Deve Gowda’s Twenty20 brand of politics — where the battle for power becomes an exercise in rapid deal-making — is only symbolic of what can be expected in the next 12 months as and when elections take place: a brand of casino politics where principles are set aside, where every pound of flesh is extracted and very little is offered in return. The national party election rhetoric may be about nuclear nationalism and Ram Setu, the 20-20 political rhetoric is about placing a price tag on each MP.
Then, whether it’s a Karunanidhi or a Jayalalithaa, a Mamata or a Mayawati, even a Sharad Pawar, the guiding principle for 21st century regional satraps is to deal with the national parties as a relationship between equals, one where the national party can be virtually bullied into submission by the small ally. Karunanidhi, whose party, the DMK, has the singular distinction of serving in every cabinet bar one in the last decade, has proven that even with 16 MPs, he has the political weight to force the Centre to bend to his every whim. During the 1996 United Front government, Karunanidhi was one among an array of leaders. Today, he can justifiably claim first-among-equals status, simply because an enfeebled central government has been made dependent on his support.

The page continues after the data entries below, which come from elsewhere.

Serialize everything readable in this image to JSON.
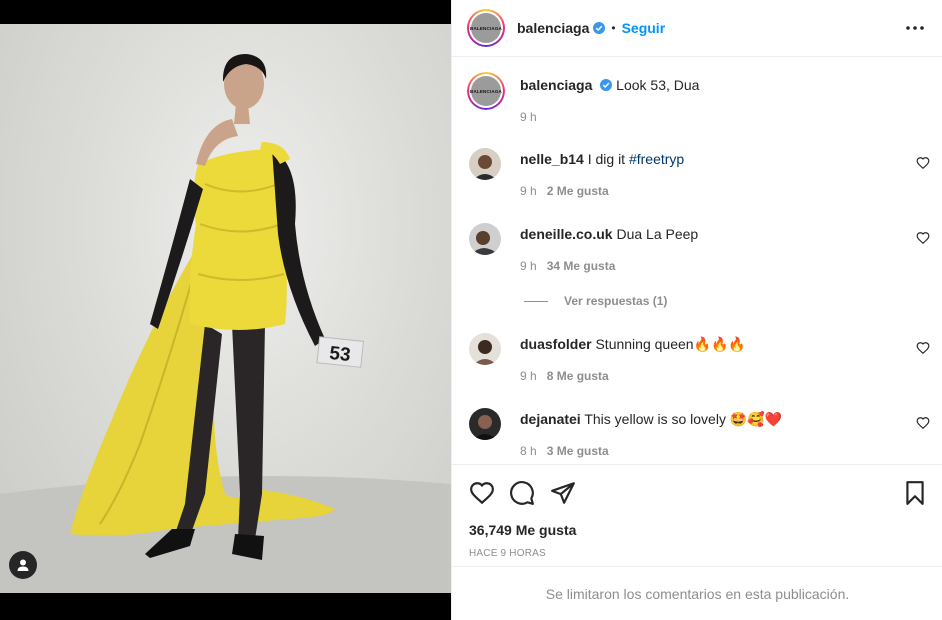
{
  "post": {
    "username": "balenciaga",
    "follow_label": "Seguir",
    "separator": "•",
    "avatar_text": "BALENCIAGA",
    "photo_tag_number": "53"
  },
  "caption": {
    "username": "balenciaga",
    "text": "Look 53, Dua",
    "time": "9 h"
  },
  "comments": [
    {
      "username": "nelle_b14",
      "text": "I dig it ",
      "hashtag": "#freetryp",
      "time": "9 h",
      "likes": "2 Me gusta"
    },
    {
      "username": "deneille.co.uk",
      "text": "Dua La Peep",
      "time": "9 h",
      "likes": "34 Me gusta"
    },
    {
      "username": "duasfolder",
      "text": "Stunning queen🔥🔥🔥",
      "time": "9 h",
      "likes": "8 Me gusta"
    },
    {
      "username": "dejanatei",
      "text": "This yellow is so lovely 🤩🥰❤️",
      "time": "8 h",
      "likes": "3 Me gusta"
    }
  ],
  "replies_label": "Ver respuestas (1)",
  "footer": {
    "likes": "36,749 Me gusta",
    "time_ago": "HACE 9 HORAS",
    "comments_limited": "Se limitaron los comentarios en esta publicación."
  },
  "colors": {
    "accent": "#0095f6",
    "text": "#262626",
    "muted": "#8e8e8e",
    "dress": "#ecd93a",
    "verified": "#3897f0"
  }
}
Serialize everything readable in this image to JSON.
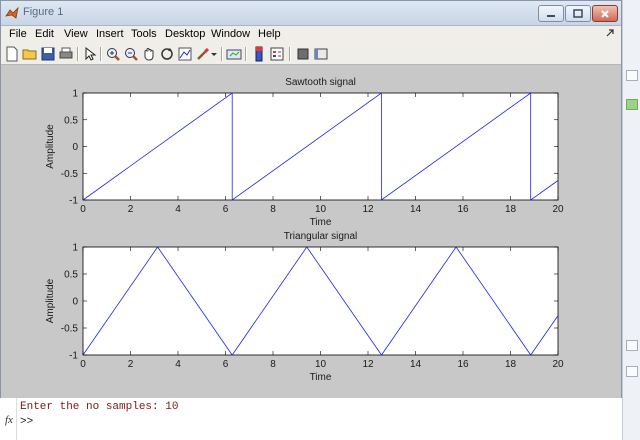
{
  "window": {
    "title": "Figure 1",
    "controls": [
      "minimize-icon",
      "maximize-icon",
      "close-icon"
    ]
  },
  "menu": [
    "File",
    "Edit",
    "View",
    "Insert",
    "Tools",
    "Desktop",
    "Window",
    "Help"
  ],
  "toolbar_icons": [
    "new-figure-icon",
    "open-file-icon",
    "save-icon",
    "print-icon",
    "edit-plot-icon",
    "zoom-in-icon",
    "zoom-out-icon",
    "pan-icon",
    "rotate-3d-icon",
    "data-cursor-icon",
    "brush-icon",
    "link-plot-icon",
    "colorbar-icon",
    "legend-icon",
    "hide-plot-tools-icon",
    "show-plot-tools-icon"
  ],
  "colors": {
    "line": "#2222ee",
    "plot_bg": "#c8c8c8",
    "axes_bg": "#ffffff"
  },
  "chart_data": [
    {
      "type": "line",
      "title": "Sawtooth signal",
      "xlabel": "Time",
      "ylabel": "Amplitude",
      "xlim": [
        0,
        20
      ],
      "ylim": [
        -1,
        1
      ],
      "xticks": [
        0,
        2,
        4,
        6,
        8,
        10,
        12,
        14,
        16,
        18,
        20
      ],
      "yticks": [
        1,
        0.5,
        0,
        -0.5,
        -1
      ],
      "x": [
        0,
        6.283,
        6.283,
        12.566,
        12.566,
        18.85,
        18.85,
        20
      ],
      "y": [
        -1,
        1,
        -1,
        1,
        -1,
        1,
        -1,
        -0.635
      ]
    },
    {
      "type": "line",
      "title": "Triangular signal",
      "xlabel": "Time",
      "ylabel": "Amplitude",
      "xlim": [
        0,
        20
      ],
      "ylim": [
        -1,
        1
      ],
      "xticks": [
        0,
        2,
        4,
        6,
        8,
        10,
        12,
        14,
        16,
        18,
        20
      ],
      "yticks": [
        1,
        0.5,
        0,
        -0.5,
        -1
      ],
      "x": [
        0,
        3.1416,
        6.2832,
        9.4248,
        12.5664,
        15.708,
        18.8496,
        20
      ],
      "y": [
        -1,
        1,
        -1,
        1,
        -1,
        1,
        -1,
        -0.27
      ]
    }
  ],
  "command_window": {
    "output": "Enter the no samples: 10",
    "prompt": ">>",
    "fx_label": "fx"
  }
}
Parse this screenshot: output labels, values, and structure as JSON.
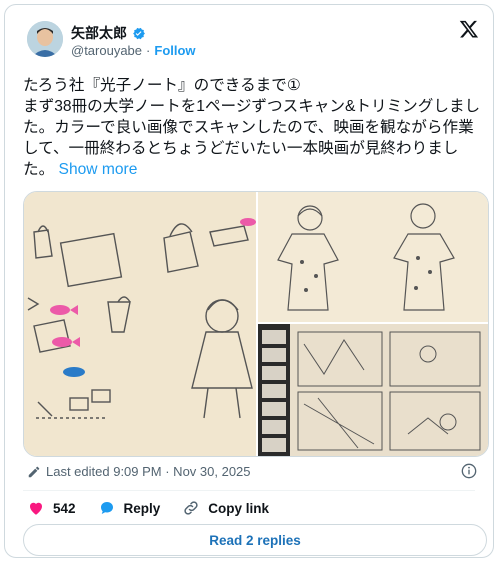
{
  "author": {
    "display_name": "矢部太郎",
    "handle": "@tarouyabe",
    "follow_label": "Follow"
  },
  "tweet": {
    "text": "たろう社『光子ノート』のできるまで①\nまず38冊の大学ノートを1ページずつスキャン&トリミングしました。カラーで良い画像でスキャンしたので、映画を観ながら作業して、一冊終わるとちょうどだいたい一本映画が見終わりました。",
    "show_more": "Show more"
  },
  "meta": {
    "edited_text": "Last edited 9:09 PM · Nov 30, 2025"
  },
  "actions": {
    "like_count": "542",
    "reply_label": "Reply",
    "copy_link_label": "Copy link"
  },
  "read_replies_label": "Read 2 replies",
  "images": [
    {
      "icon": "sketch-bags-fish-girl"
    },
    {
      "icon": "sketch-kimono-girls"
    },
    {
      "icon": "sketch-manga-pages"
    }
  ],
  "colors": {
    "accent": "#1d9bf0",
    "like": "#f91880",
    "text_secondary": "#536471"
  }
}
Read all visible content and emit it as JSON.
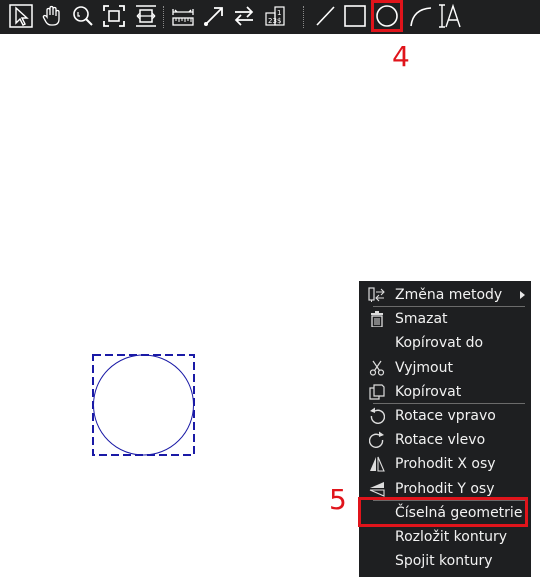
{
  "toolbar": {
    "tools": [
      {
        "icon": "select-cursor-icon"
      },
      {
        "icon": "pan-hand-icon"
      },
      {
        "icon": "zoom-icon"
      },
      {
        "icon": "zoom-extents-icon"
      },
      {
        "icon": "zoom-width-icon"
      },
      {
        "icon": "measure-icon"
      },
      {
        "icon": "move-arrow-icon"
      },
      {
        "icon": "swap-icon"
      },
      {
        "icon": "numbers-icon"
      },
      {
        "icon": "line-icon"
      },
      {
        "icon": "rectangle-icon"
      },
      {
        "icon": "circle-icon"
      },
      {
        "icon": "arc-icon"
      },
      {
        "icon": "text-icon"
      }
    ],
    "highlighted_tool": "circle-icon"
  },
  "annotations": {
    "step_4": "4",
    "step_5": "5",
    "color": "#e0141b"
  },
  "context_menu": {
    "items": [
      {
        "label": "Změna metody",
        "icon": "change-method-icon",
        "has_submenu": true
      },
      {
        "label": "Smazat",
        "icon": "trash-icon"
      },
      {
        "label": "Kopírovat do",
        "icon": ""
      },
      {
        "label": "Vyjmout",
        "icon": "scissors-icon"
      },
      {
        "label": "Kopírovat",
        "icon": "copy-icon"
      },
      {
        "label": "Rotace vpravo",
        "icon": "rotate-right-icon"
      },
      {
        "label": "Rotace vlevo",
        "icon": "rotate-left-icon"
      },
      {
        "label": "Prohodit X osy",
        "icon": "flip-x-icon"
      },
      {
        "label": "Prohodit Y osy",
        "icon": "flip-y-icon"
      },
      {
        "label": "Číselná geometrie",
        "icon": ""
      },
      {
        "label": "Rozložit kontury",
        "icon": ""
      },
      {
        "label": "Spojit kontury",
        "icon": ""
      }
    ],
    "highlighted_item": "Číselná geometrie"
  },
  "colors": {
    "toolbar_bg": "#1f2021",
    "menu_bg": "#1e1f21",
    "selection_blue": "#1a1aa6"
  }
}
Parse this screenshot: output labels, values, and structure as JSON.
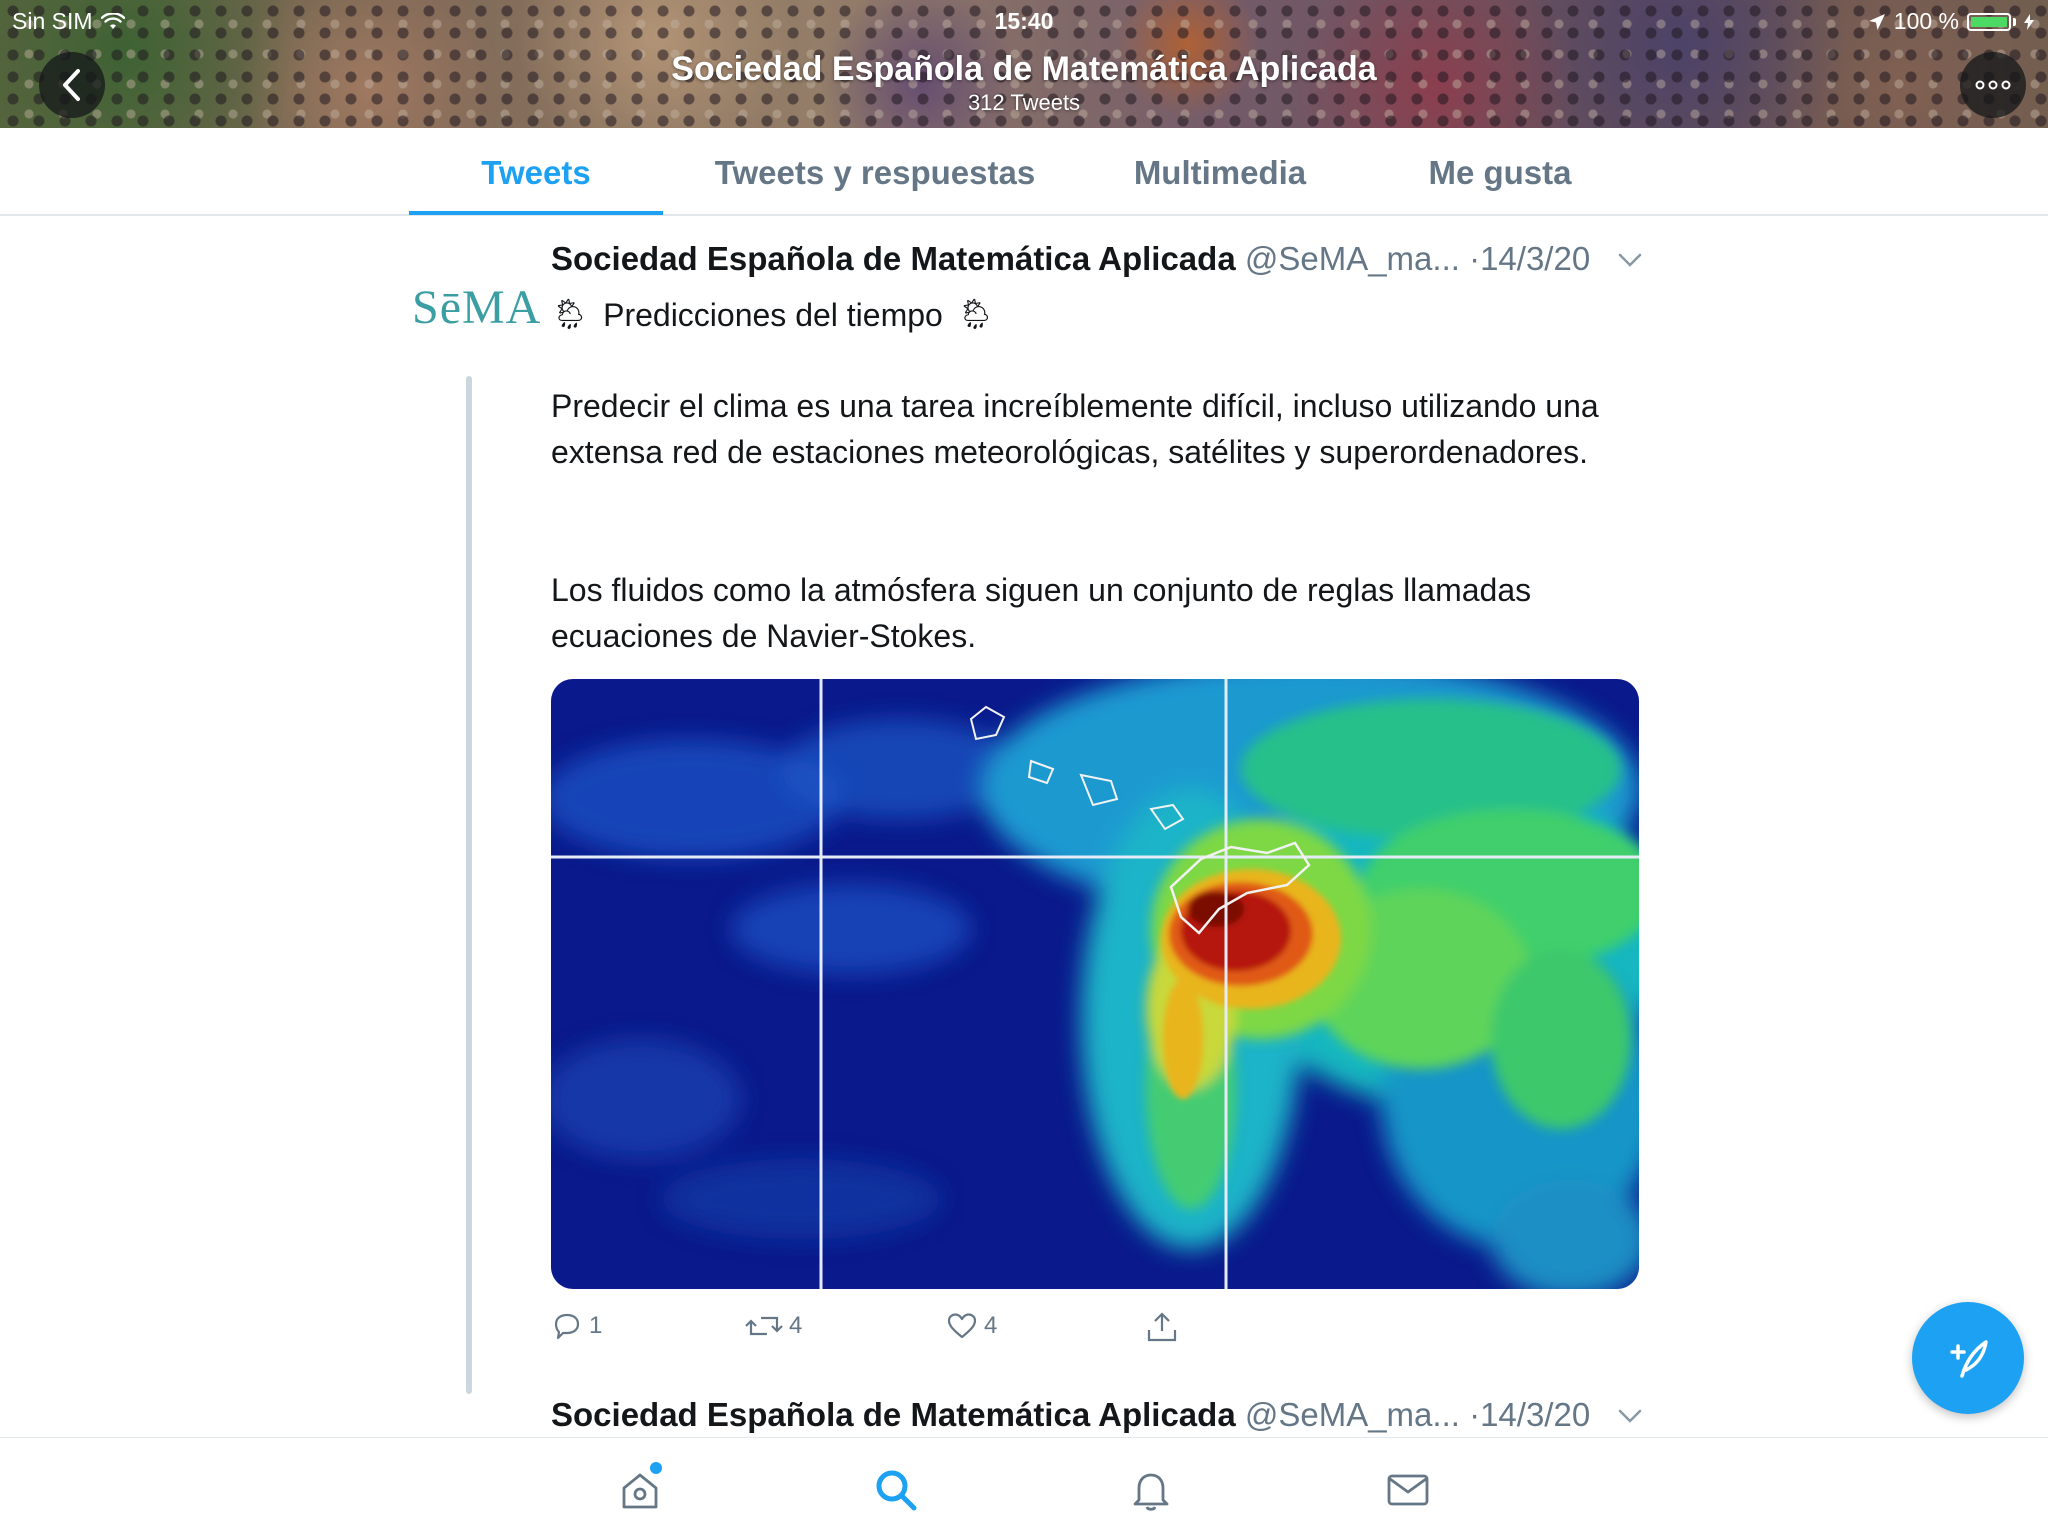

Indeed, while the Congress weighs its options of projecting Rahul Gandhi and LK Advani prepares for a final shot at 7 Race Course Road, the real challenge in the next election could lie elsewhere. Unfortunately, it is apparent that the national parties are still to fully come to terms with the new dynamics. The manner in which the Congress has failed to forge alliances in UP is a sign that past glories continue to blur a vision for the present. The BJP’s failure to win power in Karnataka is at least partly due to the fact that its leadership took Deve Gowda for granted in the mistaken belief that the ageing leader had run out of options, obviously forgetting that a 24x7 politician never fades away.
The rise of the regional satrap is, in a sense, a testimony to the failure of the so-called ‘national’ leaders: those whose politics is not based on mass support or ideological rigour, but on straight deal-making in Lutyens bungalows. Take the case of Karnataka itself: in the last few years, Rajya Sabha memberships from the state have been auctioned to the highest bidder, with party loyalty or ideological commitment counting for little. In this moral vacuum, why should anyone be surprised if even the cm’s chair is being traded in the political marketplace?
A Mayawati might now take the logic of Twenty20 politics to another level. Unlike a Deve Gowda or a Karunanidhi, her numerical strength is likely to be much greater as is perhaps her ambition. Moreover, as a Dalit woman in power in India’s politically largest state, she recognises that no political formation can afford to ignore her. in the months ahead, she will deal with her rivals on her terms, one of which could include Kanshi Ram’s unfulfilled dream: the pm’s chair.
Maybe, it’s time to consider what Twenty20 politics could mean for the country’s polity with Mayawati playing kingmaker. Think about it: Mayawati agrees to a Manmohan Singh (or a Rahul Gandhi, or an Advani) becoming PM for two-and-a-half years only if she is given the first shot at the balance period. Bring on the political cheerleaders, the fun may be about to begin!
Rajdeep Sardesai is Editor-in-Chief, CNN-IBN and IBN-7